What to produce -
Copy all of the data below without altering a single line.
Start of Material for this task
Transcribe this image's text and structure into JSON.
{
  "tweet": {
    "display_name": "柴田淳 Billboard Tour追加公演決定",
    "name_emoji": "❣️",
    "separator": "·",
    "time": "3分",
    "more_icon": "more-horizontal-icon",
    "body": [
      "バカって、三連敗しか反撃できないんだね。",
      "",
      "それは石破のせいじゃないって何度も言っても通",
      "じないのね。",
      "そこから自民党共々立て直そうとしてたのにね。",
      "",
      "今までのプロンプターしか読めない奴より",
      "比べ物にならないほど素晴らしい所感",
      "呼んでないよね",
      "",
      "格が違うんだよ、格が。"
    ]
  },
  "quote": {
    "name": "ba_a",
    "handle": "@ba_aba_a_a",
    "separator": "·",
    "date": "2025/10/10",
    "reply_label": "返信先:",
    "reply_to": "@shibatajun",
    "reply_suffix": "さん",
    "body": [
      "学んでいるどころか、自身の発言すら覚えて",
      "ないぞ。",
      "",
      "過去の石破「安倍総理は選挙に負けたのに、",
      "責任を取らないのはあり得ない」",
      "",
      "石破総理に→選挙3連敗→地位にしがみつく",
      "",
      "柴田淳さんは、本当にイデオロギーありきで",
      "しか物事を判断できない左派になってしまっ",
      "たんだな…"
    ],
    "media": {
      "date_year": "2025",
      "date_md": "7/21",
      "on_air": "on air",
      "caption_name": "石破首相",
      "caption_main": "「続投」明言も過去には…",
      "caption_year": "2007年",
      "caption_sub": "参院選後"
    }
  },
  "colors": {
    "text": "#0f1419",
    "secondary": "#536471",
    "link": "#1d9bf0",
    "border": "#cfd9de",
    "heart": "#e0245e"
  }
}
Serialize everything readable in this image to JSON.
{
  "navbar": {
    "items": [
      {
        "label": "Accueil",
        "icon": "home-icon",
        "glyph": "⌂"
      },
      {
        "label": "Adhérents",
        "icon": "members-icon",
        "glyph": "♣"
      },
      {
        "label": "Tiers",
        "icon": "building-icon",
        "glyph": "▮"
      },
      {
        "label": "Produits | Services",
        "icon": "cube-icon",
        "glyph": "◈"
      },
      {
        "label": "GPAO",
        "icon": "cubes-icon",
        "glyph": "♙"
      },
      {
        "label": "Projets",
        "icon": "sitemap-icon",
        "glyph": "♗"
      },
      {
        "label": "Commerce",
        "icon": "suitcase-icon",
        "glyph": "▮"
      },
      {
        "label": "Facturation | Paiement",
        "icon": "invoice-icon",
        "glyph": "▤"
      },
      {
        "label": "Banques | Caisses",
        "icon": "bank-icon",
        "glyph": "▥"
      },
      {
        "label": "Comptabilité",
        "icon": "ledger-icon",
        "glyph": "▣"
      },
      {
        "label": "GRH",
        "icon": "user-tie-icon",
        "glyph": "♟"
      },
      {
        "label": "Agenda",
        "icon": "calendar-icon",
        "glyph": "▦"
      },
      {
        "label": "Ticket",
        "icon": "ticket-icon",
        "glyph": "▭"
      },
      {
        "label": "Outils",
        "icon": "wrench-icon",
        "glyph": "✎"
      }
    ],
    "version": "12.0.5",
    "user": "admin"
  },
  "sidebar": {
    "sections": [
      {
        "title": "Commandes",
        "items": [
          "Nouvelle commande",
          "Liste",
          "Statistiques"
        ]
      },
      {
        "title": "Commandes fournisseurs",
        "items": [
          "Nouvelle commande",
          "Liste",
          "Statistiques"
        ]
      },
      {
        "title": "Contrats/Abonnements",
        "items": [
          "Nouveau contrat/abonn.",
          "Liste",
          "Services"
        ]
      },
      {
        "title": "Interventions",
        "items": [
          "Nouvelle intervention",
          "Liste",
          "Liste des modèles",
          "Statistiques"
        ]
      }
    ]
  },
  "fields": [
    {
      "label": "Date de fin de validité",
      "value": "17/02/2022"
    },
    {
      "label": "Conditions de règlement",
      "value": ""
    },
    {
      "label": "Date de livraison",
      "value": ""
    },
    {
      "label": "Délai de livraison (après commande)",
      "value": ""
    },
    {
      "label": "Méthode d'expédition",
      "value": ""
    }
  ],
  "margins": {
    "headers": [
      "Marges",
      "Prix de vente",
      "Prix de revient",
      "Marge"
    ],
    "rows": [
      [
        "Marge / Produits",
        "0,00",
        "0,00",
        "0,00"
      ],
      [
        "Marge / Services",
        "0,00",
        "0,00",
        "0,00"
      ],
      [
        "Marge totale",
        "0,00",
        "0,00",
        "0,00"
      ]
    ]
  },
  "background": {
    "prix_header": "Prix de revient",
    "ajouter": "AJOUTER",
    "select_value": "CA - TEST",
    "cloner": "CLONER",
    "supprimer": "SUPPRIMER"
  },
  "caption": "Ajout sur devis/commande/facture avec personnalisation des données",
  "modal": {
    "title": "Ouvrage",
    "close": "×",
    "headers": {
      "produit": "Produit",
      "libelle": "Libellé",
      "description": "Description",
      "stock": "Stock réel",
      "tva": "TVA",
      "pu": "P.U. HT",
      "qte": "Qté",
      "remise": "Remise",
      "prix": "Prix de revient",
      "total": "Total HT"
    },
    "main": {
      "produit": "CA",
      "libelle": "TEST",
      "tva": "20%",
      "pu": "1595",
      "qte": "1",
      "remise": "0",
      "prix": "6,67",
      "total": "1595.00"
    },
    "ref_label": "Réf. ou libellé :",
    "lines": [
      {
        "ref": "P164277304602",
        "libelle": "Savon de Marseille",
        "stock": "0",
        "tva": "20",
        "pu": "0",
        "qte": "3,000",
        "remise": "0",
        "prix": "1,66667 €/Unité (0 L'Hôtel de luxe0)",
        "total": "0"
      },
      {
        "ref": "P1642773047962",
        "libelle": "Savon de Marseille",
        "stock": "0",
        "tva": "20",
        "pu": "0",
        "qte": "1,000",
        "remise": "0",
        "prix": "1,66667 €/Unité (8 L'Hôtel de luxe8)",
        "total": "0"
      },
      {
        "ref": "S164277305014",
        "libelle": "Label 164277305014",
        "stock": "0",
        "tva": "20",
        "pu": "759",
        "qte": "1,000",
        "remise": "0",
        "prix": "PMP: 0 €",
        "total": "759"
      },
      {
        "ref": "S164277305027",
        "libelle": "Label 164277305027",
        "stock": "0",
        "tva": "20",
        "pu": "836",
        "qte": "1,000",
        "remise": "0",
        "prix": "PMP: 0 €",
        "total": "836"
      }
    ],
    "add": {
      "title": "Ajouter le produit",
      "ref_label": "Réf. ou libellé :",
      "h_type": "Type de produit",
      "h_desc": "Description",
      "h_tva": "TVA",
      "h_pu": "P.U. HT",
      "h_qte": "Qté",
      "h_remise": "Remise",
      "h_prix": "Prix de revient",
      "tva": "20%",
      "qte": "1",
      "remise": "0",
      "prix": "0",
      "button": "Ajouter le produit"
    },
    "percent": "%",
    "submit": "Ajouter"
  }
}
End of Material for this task
Task answer -
Transcribe this image's text and structure into JSON.
{
  "tweet": {
    "display_name": "柴田淳 Billboard Tour追加公演決定",
    "name_emoji": "❣️",
    "separator": "·",
    "time": "3分",
    "more_icon": "more-horizontal-icon",
    "body": [
      "バカって、三連敗しか反撃できないんだね。",
      "",
      "それは石破のせいじゃないって何度も言っても通",
      "じないのね。",
      "そこから自民党共々立て直そうとしてたのにね。",
      "",
      "今までのプロンプターしか読めない奴より",
      "比べ物にならないほど素晴らしい所感",
      "呼んでないよね",
      "",
      "格が違うんだよ、格が。"
    ]
  },
  "quote": {
    "name": "ba_a",
    "handle": "@ba_aba_a_a",
    "separator": "·",
    "date": "2025/10/10",
    "reply_label": "返信先:",
    "reply_to": "@shibatajun",
    "reply_suffix": "さん",
    "body": [
      "学んでいるどころか、自身の発言すら覚えて",
      "ないぞ。",
      "",
      "過去の石破「安倍総理は選挙に負けたのに、",
      "責任を取らないのはあり得ない」",
      "",
      "石破総理に→選挙3連敗→地位にしがみつく",
      "",
      "柴田淳さんは、本当にイデオロギーありきで",
      "しか物事を判断できない左派になってしまっ",
      "たんだな…"
    ],
    "media": {
      "date_year": "2025",
      "date_md": "7/21",
      "on_air": "on air",
      "caption_name": "石破首相",
      "caption_main": "「続投」明言も過去には…",
      "caption_year": "2007年",
      "caption_sub": "参院選後"
    }
  },
  "colors": {
    "text": "#0f1419",
    "secondary": "#536471",
    "link": "#1d9bf0",
    "border": "#cfd9de",
    "heart": "#e0245e"
  }
}
Serialize everything readable in this image to JSON.
{
  "navbar": {
    "items": [
      {
        "label": "Accueil",
        "icon": "home-icon",
        "glyph": "⌂"
      },
      {
        "label": "Adhérents",
        "icon": "members-icon",
        "glyph": "♣"
      },
      {
        "label": "Tiers",
        "icon": "building-icon",
        "glyph": "▮"
      },
      {
        "label": "Produits | Services",
        "icon": "cube-icon",
        "glyph": "◈"
      },
      {
        "label": "GPAO",
        "icon": "cubes-icon",
        "glyph": "♙"
      },
      {
        "label": "Projets",
        "icon": "sitemap-icon",
        "glyph": "♗"
      },
      {
        "label": "Commerce",
        "icon": "suitcase-icon",
        "glyph": "▮"
      },
      {
        "label": "Facturation | Paiement",
        "icon": "invoice-icon",
        "glyph": "▤"
      },
      {
        "label": "Banques | Caisses",
        "icon": "bank-icon",
        "glyph": "▥"
      },
      {
        "label": "Comptabilité",
        "icon": "ledger-icon",
        "glyph": "▣"
      },
      {
        "label": "GRH",
        "icon": "user-tie-icon",
        "glyph": "♟"
      },
      {
        "label": "Agenda",
        "icon": "calendar-icon",
        "glyph": "▦"
      },
      {
        "label": "Ticket",
        "icon": "ticket-icon",
        "glyph": "▭"
      },
      {
        "label": "Outils",
        "icon": "wrench-icon",
        "glyph": "✎"
      }
    ],
    "version": "12.0.5",
    "user": "admin"
  },
  "sidebar": {
    "sections": [
      {
        "title": "Commandes",
        "items": [
          "Nouvelle commande",
          "Liste",
          "Statistiques"
        ]
      },
      {
        "title": "Commandes fournisseurs",
        "items": [
          "Nouvelle commande",
          "Liste",
          "Statistiques"
        ]
      },
      {
        "title": "Contrats/Abonnements",
        "items": [
          "Nouveau contrat/abonn.",
          "Liste",
          "Services"
        ]
      },
      {
        "title": "Interventions",
        "items": [
          "Nouvelle intervention",
          "Liste",
          "Liste des modèles",
          "Statistiques"
        ]
      }
    ]
  },
  "fields": [
    {
      "label": "Date de fin de validité",
      "value": "17/02/2022"
    },
    {
      "label": "Conditions de règlement",
      "value": ""
    },
    {
      "label": "Date de livraison",
      "value": ""
    },
    {
      "label": "Délai de livraison (après commande)",
      "value": ""
    },
    {
      "label": "Méthode d'expédition",
      "value": ""
    }
  ],
  "margins": {
    "headers": [
      "Marges",
      "Prix de vente",
      "Prix de revient",
      "Marge"
    ],
    "rows": [
      [
        "Marge / Produits",
        "0,00",
        "0,00",
        "0,00"
      ],
      [
        "Marge / Services",
        "0,00",
        "0,00",
        "0,00"
      ],
      [
        "Marge totale",
        "0,00",
        "0,00",
        "0,00"
      ]
    ]
  },
  "background": {
    "prix_header": "Prix de revient",
    "ajouter": "AJOUTER",
    "select_value": "CA - TEST",
    "cloner": "CLONER",
    "supprimer": "SUPPRIMER"
  },
  "caption": "Ajout sur devis/commande/facture avec personnalisation des données",
  "modal": {
    "title": "Ouvrage",
    "close": "×",
    "headers": {
      "produit": "Produit",
      "libelle": "Libellé",
      "description": "Description",
      "stock": "Stock réel",
      "tva": "TVA",
      "pu": "P.U. HT",
      "qte": "Qté",
      "remise": "Remise",
      "prix": "Prix de revient",
      "total": "Total HT"
    },
    "main": {
      "produit": "CA",
      "libelle": "TEST",
      "tva": "20%",
      "pu": "1595",
      "qte": "1",
      "remise": "0",
      "prix": "6,67",
      "total": "1595.00"
    },
    "ref_label": "Réf. ou libellé :",
    "lines": [
      {
        "ref": "P164277304602",
        "libelle": "Savon de Marseille",
        "stock": "0",
        "tva": "20",
        "pu": "0",
        "qte": "3,000",
        "remise": "0",
        "prix": "1,66667 €/Unité (0 L'Hôtel de luxe0)",
        "total": "0"
      },
      {
        "ref": "P1642773047962",
        "libelle": "Savon de Marseille",
        "stock": "0",
        "tva": "20",
        "pu": "0",
        "qte": "1,000",
        "remise": "0",
        "prix": "1,66667 €/Unité (8 L'Hôtel de luxe8)",
        "total": "0"
      },
      {
        "ref": "S164277305014",
        "libelle": "Label 164277305014",
        "stock": "0",
        "tva": "20",
        "pu": "759",
        "qte": "1,000",
        "remise": "0",
        "prix": "PMP: 0 €",
        "total": "759"
      },
      {
        "ref": "S164277305027",
        "libelle": "Label 164277305027",
        "stock": "0",
        "tva": "20",
        "pu": "836",
        "qte": "1,000",
        "remise": "0",
        "prix": "PMP: 0 €",
        "total": "836"
      }
    ],
    "add": {
      "title": "Ajouter le produit",
      "ref_label": "Réf. ou libellé :",
      "h_type": "Type de produit",
      "h_desc": "Description",
      "h_tva": "TVA",
      "h_pu": "P.U. HT",
      "h_qte": "Qté",
      "h_remise": "Remise",
      "h_prix": "Prix de revient",
      "tva": "20%",
      "qte": "1",
      "remise": "0",
      "prix": "0",
      "button": "Ajouter le produit"
    },
    "percent": "%",
    "submit": "Ajouter"
  }
}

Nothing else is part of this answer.